#### [EXERCISE]
Nothing should be left out: write out the whole listing exactly.

#### [EXTRACTED MATERIAL]

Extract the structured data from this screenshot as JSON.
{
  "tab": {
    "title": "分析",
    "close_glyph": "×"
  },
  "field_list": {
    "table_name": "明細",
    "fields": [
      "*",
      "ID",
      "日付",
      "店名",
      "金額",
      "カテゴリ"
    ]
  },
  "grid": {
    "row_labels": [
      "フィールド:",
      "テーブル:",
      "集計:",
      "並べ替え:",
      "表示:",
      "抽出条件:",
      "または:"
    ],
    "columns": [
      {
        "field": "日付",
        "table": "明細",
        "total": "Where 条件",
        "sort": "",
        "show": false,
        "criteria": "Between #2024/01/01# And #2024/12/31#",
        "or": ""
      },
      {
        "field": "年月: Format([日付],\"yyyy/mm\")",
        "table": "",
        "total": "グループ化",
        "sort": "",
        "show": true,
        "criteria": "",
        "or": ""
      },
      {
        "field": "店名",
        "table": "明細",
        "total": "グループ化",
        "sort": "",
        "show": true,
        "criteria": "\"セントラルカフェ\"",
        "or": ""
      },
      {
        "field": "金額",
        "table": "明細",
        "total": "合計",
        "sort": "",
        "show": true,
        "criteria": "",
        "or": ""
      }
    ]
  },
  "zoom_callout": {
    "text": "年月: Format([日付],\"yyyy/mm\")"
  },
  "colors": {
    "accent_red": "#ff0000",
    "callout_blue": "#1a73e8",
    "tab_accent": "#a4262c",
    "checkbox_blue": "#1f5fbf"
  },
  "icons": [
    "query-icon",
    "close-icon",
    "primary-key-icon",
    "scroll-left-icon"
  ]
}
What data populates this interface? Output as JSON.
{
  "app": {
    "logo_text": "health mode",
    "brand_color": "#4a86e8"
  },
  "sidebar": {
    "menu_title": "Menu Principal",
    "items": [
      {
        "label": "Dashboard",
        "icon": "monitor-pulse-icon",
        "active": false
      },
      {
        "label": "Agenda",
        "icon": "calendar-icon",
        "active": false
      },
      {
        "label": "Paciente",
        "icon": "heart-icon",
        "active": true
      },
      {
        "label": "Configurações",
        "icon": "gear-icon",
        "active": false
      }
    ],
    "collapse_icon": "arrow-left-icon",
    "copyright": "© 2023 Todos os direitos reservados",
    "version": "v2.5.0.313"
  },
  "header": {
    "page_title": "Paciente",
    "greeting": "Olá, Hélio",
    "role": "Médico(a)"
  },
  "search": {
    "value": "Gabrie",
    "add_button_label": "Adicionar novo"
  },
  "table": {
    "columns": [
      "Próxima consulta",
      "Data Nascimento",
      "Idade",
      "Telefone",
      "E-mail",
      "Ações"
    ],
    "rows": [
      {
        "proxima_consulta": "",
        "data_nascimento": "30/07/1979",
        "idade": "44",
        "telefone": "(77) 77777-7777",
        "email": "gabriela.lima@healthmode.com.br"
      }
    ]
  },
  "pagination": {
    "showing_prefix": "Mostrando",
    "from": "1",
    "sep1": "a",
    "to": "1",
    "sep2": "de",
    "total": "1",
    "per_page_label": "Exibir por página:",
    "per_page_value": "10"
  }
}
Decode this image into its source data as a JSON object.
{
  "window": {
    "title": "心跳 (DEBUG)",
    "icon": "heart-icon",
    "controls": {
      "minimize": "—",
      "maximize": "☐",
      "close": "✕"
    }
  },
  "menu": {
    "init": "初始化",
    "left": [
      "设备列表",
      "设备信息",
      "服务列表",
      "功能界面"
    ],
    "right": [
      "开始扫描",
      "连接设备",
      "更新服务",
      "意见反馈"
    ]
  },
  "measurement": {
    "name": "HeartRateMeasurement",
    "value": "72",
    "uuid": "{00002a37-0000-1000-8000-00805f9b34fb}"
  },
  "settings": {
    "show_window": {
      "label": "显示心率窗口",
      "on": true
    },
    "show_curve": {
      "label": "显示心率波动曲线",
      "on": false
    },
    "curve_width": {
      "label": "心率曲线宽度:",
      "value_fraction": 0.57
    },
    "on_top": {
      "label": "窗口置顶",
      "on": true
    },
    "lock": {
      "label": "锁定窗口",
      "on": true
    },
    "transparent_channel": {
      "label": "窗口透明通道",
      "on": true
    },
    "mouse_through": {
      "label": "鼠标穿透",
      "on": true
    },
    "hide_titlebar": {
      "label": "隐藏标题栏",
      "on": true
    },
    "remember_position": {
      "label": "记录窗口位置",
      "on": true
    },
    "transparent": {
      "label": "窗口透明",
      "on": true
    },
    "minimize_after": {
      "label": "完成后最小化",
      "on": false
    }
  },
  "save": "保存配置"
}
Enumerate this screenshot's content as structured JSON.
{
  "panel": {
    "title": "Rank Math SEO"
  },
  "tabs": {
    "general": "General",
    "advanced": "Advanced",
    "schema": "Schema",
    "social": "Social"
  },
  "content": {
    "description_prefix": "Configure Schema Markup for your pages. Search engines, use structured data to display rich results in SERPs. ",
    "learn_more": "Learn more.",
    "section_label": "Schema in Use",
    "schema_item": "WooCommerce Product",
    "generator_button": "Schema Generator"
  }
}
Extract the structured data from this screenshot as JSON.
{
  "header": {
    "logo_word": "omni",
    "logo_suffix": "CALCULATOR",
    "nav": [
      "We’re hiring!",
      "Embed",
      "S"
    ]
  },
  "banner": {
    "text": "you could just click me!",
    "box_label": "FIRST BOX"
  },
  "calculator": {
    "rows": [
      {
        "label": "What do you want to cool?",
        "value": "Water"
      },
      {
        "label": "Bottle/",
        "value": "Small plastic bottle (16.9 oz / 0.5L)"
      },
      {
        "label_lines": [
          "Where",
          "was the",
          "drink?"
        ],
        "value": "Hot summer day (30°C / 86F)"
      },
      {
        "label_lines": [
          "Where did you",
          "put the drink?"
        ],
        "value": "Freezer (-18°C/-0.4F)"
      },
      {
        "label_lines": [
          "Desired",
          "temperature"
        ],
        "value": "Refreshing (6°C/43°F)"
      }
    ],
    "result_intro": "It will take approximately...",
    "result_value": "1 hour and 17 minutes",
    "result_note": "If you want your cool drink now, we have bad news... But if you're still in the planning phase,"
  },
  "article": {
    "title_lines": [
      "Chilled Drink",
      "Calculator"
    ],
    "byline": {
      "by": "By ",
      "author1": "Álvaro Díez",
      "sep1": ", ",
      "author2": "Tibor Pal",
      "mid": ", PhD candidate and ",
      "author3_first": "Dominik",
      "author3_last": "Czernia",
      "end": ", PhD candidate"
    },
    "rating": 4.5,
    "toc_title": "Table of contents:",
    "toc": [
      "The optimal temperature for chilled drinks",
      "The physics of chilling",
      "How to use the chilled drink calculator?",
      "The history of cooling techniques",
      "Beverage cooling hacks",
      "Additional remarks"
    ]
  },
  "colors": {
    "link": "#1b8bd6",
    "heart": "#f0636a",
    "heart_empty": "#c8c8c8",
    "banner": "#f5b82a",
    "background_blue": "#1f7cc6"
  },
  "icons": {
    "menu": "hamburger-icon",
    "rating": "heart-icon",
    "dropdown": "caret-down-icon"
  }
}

#### [FINISHED EXERCISE]
Extract the structured data from this screenshot as JSON.
{
  "tab": {
    "title": "分析",
    "close_glyph": "×"
  },
  "field_list": {
    "table_name": "明細",
    "fields": [
      "*",
      "ID",
      "日付",
      "店名",
      "金額",
      "カテゴリ"
    ]
  },
  "grid": {
    "row_labels": [
      "フィールド:",
      "テーブル:",
      "集計:",
      "並べ替え:",
      "表示:",
      "抽出条件:",
      "または:"
    ],
    "columns": [
      {
        "field": "日付",
        "table": "明細",
        "total": "Where 条件",
        "sort": "",
        "show": false,
        "criteria": "Between #2024/01/01# And #2024/12/31#",
        "or": ""
      },
      {
        "field": "年月: Format([日付],\"yyyy/mm\")",
        "table": "",
        "total": "グループ化",
        "sort": "",
        "show": true,
        "criteria": "",
        "or": ""
      },
      {
        "field": "店名",
        "table": "明細",
        "total": "グループ化",
        "sort": "",
        "show": true,
        "criteria": "\"セントラルカフェ\"",
        "or": ""
      },
      {
        "field": "金額",
        "table": "明細",
        "total": "合計",
        "sort": "",
        "show": true,
        "criteria": "",
        "or": ""
      }
    ]
  },
  "zoom_callout": {
    "text": "年月: Format([日付],\"yyyy/mm\")"
  },
  "colors": {
    "accent_red": "#ff0000",
    "callout_blue": "#1a73e8",
    "tab_accent": "#a4262c",
    "checkbox_blue": "#1f5fbf"
  },
  "icons": [
    "query-icon",
    "close-icon",
    "primary-key-icon",
    "scroll-left-icon"
  ]
}
What data populates this interface? Output as JSON.
{
  "app": {
    "logo_text": "health mode",
    "brand_color": "#4a86e8"
  },
  "sidebar": {
    "menu_title": "Menu Principal",
    "items": [
      {
        "label": "Dashboard",
        "icon": "monitor-pulse-icon",
        "active": false
      },
      {
        "label": "Agenda",
        "icon": "calendar-icon",
        "active": false
      },
      {
        "label": "Paciente",
        "icon": "heart-icon",
        "active": true
      },
      {
        "label": "Configurações",
        "icon": "gear-icon",
        "active": false
      }
    ],
    "collapse_icon": "arrow-left-icon",
    "copyright": "© 2023 Todos os direitos reservados",
    "version": "v2.5.0.313"
  },
  "header": {
    "page_title": "Paciente",
    "greeting": "Olá, Hélio",
    "role": "Médico(a)"
  },
  "search": {
    "value": "Gabrie",
    "add_button_label": "Adicionar novo"
  },
  "table": {
    "columns": [
      "Próxima consulta",
      "Data Nascimento",
      "Idade",
      "Telefone",
      "E-mail",
      "Ações"
    ],
    "rows": [
      {
        "proxima_consulta": "",
        "data_nascimento": "30/07/1979",
        "idade": "44",
        "telefone": "(77) 77777-7777",
        "email": "gabriela.lima@healthmode.com.br"
      }
    ]
  },
  "pagination": {
    "showing_prefix": "Mostrando",
    "from": "1",
    "sep1": "a",
    "to": "1",
    "sep2": "de",
    "total": "1",
    "per_page_label": "Exibir por página:",
    "per_page_value": "10"
  }
}
Decode this image into its source data as a JSON object.
{
  "window": {
    "title": "心跳 (DEBUG)",
    "icon": "heart-icon",
    "controls": {
      "minimize": "—",
      "maximize": "☐",
      "close": "✕"
    }
  },
  "menu": {
    "init": "初始化",
    "left": [
      "设备列表",
      "设备信息",
      "服务列表",
      "功能界面"
    ],
    "right": [
      "开始扫描",
      "连接设备",
      "更新服务",
      "意见反馈"
    ]
  },
  "measurement": {
    "name": "HeartRateMeasurement",
    "value": "72",
    "uuid": "{00002a37-0000-1000-8000-00805f9b34fb}"
  },
  "settings": {
    "show_window": {
      "label": "显示心率窗口",
      "on": true
    },
    "show_curve": {
      "label": "显示心率波动曲线",
      "on": false
    },
    "curve_width": {
      "label": "心率曲线宽度:",
      "value_fraction": 0.57
    },
    "on_top": {
      "label": "窗口置顶",
      "on": true
    },
    "lock": {
      "label": "锁定窗口",
      "on": true
    },
    "transparent_channel": {
      "label": "窗口透明通道",
      "on": true
    },
    "mouse_through": {
      "label": "鼠标穿透",
      "on": true
    },
    "hide_titlebar": {
      "label": "隐藏标题栏",
      "on": true
    },
    "remember_position": {
      "label": "记录窗口位置",
      "on": true
    },
    "transparent": {
      "label": "窗口透明",
      "on": true
    },
    "minimize_after": {
      "label": "完成后最小化",
      "on": false
    }
  },
  "save": "保存配置"
}
Enumerate this screenshot's content as structured JSON.
{
  "panel": {
    "title": "Rank Math SEO"
  },
  "tabs": {
    "general": "General",
    "advanced": "Advanced",
    "schema": "Schema",
    "social": "Social"
  },
  "content": {
    "description_prefix": "Configure Schema Markup for your pages. Search engines, use structured data to display rich results in SERPs. ",
    "learn_more": "Learn more.",
    "section_label": "Schema in Use",
    "schema_item": "WooCommerce Product",
    "generator_button": "Schema Generator"
  }
}
Extract the structured data from this screenshot as JSON.
{
  "header": {
    "logo_word": "omni",
    "logo_suffix": "CALCULATOR",
    "nav": [
      "We’re hiring!",
      "Embed",
      "S"
    ]
  },
  "banner": {
    "text": "you could just click me!",
    "box_label": "FIRST BOX"
  },
  "calculator": {
    "rows": [
      {
        "label": "What do you want to cool?",
        "value": "Water"
      },
      {
        "label": "Bottle/",
        "value": "Small plastic bottle (16.9 oz / 0.5L)"
      },
      {
        "label_lines": [
          "Where",
          "was the",
          "drink?"
        ],
        "value": "Hot summer day (30°C / 86F)"
      },
      {
        "label_lines": [
          "Where did you",
          "put the drink?"
        ],
        "value": "Freezer (-18°C/-0.4F)"
      },
      {
        "label_lines": [
          "Desired",
          "temperature"
        ],
        "value": "Refreshing (6°C/43°F)"
      }
    ],
    "result_intro": "It will take approximately...",
    "result_value": "1 hour and 17 minutes",
    "result_note": "If you want your cool drink now, we have bad news... But if you're still in the planning phase,"
  },
  "article": {
    "title_lines": [
      "Chilled Drink",
      "Calculator"
    ],
    "byline": {
      "by": "By ",
      "author1": "Álvaro Díez",
      "sep1": ", ",
      "author2": "Tibor Pal",
      "mid": ", PhD candidate and ",
      "author3_first": "Dominik",
      "author3_last": "Czernia",
      "end": ", PhD candidate"
    },
    "rating": 4.5,
    "toc_title": "Table of contents:",
    "toc": [
      "The optimal temperature for chilled drinks",
      "The physics of chilling",
      "How to use the chilled drink calculator?",
      "The history of cooling techniques",
      "Beverage cooling hacks",
      "Additional remarks"
    ]
  },
  "colors": {
    "link": "#1b8bd6",
    "heart": "#f0636a",
    "heart_empty": "#c8c8c8",
    "banner": "#f5b82a",
    "background_blue": "#1f7cc6"
  },
  "icons": {
    "menu": "hamburger-icon",
    "rating": "heart-icon",
    "dropdown": "caret-down-icon"
  }
}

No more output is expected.